● **Records from a dataset**:
⁂
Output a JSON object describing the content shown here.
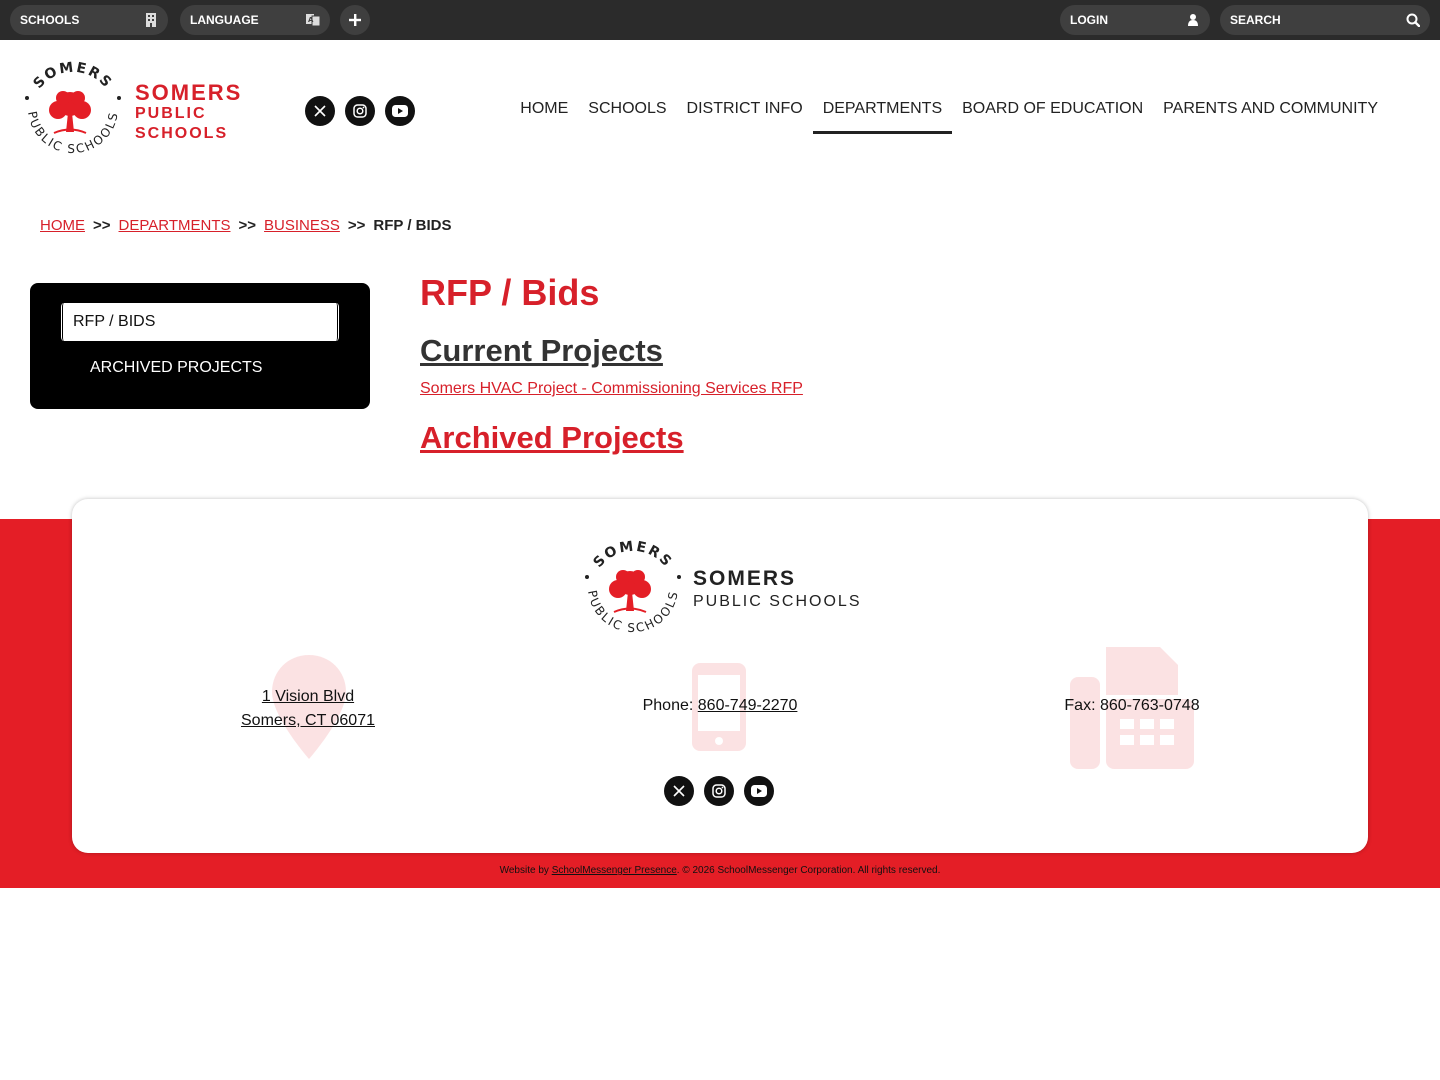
{
  "topbar": {
    "schools_label": "SCHOOLS",
    "language_label": "LANGUAGE",
    "login_label": "LOGIN",
    "search_placeholder": "SEARCH"
  },
  "logo": {
    "ring_top": "SOMERS",
    "ring_bottom": "PUBLIC SCHOOLS",
    "line1": "SOMERS",
    "line2": "PUBLIC",
    "line3": "SCHOOLS"
  },
  "nav": {
    "items": [
      {
        "label": "HOME"
      },
      {
        "label": "SCHOOLS"
      },
      {
        "label": "DISTRICT INFO"
      },
      {
        "label": "DEPARTMENTS"
      },
      {
        "label": "BOARD OF EDUCATION"
      },
      {
        "label": "PARENTS AND COMMUNITY"
      }
    ],
    "active": "DEPARTMENTS"
  },
  "breadcrumb": {
    "home": "HOME",
    "departments": "DEPARTMENTS",
    "business": "BUSINESS",
    "current": "RFP / BIDS",
    "sep": ">>"
  },
  "sidebar": {
    "active_item": "RFP / BIDS",
    "item2": "ARCHIVED PROJECTS"
  },
  "content": {
    "title": "RFP / Bids",
    "current_heading": "Current Projects",
    "hvac_link": "Somers HVAC Project - Commissioning Services RFP",
    "archived_heading": "Archived Projects"
  },
  "footer": {
    "name_line1": "SOMERS",
    "name_line2": "PUBLIC SCHOOLS",
    "address_line1": "1 Vision Blvd",
    "address_line2": "Somers, CT 06071",
    "phone_label": "Phone:",
    "phone_number": "860-749-2270",
    "fax_text": "Fax: 860-763-0748",
    "copyright_prefix": "Website by",
    "copyright_link": "SchoolMessenger Presence",
    "copyright_suffix": ". © 2026 SchoolMessenger Corporation. All rights reserved."
  },
  "colors": {
    "brand_red": "#d7202a",
    "footer_red": "#e41e26",
    "topbar": "#2b2b2b"
  },
  "icons": [
    "building-icon",
    "translate-icon",
    "plus-icon",
    "user-icon",
    "search-icon",
    "x-twitter-icon",
    "instagram-icon",
    "youtube-icon",
    "map-pin-icon",
    "phone-icon",
    "fax-icon"
  ]
}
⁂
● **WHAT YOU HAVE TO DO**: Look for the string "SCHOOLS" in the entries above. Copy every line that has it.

● **TASK OUTPUT**:
    "schools_label": "SCHOOLS",
    "ring_bottom": "PUBLIC SCHOOLS",
    "line3": "SCHOOLS"
        "label": "SCHOOLS"
    "name_line2": "PUBLIC SCHOOLS",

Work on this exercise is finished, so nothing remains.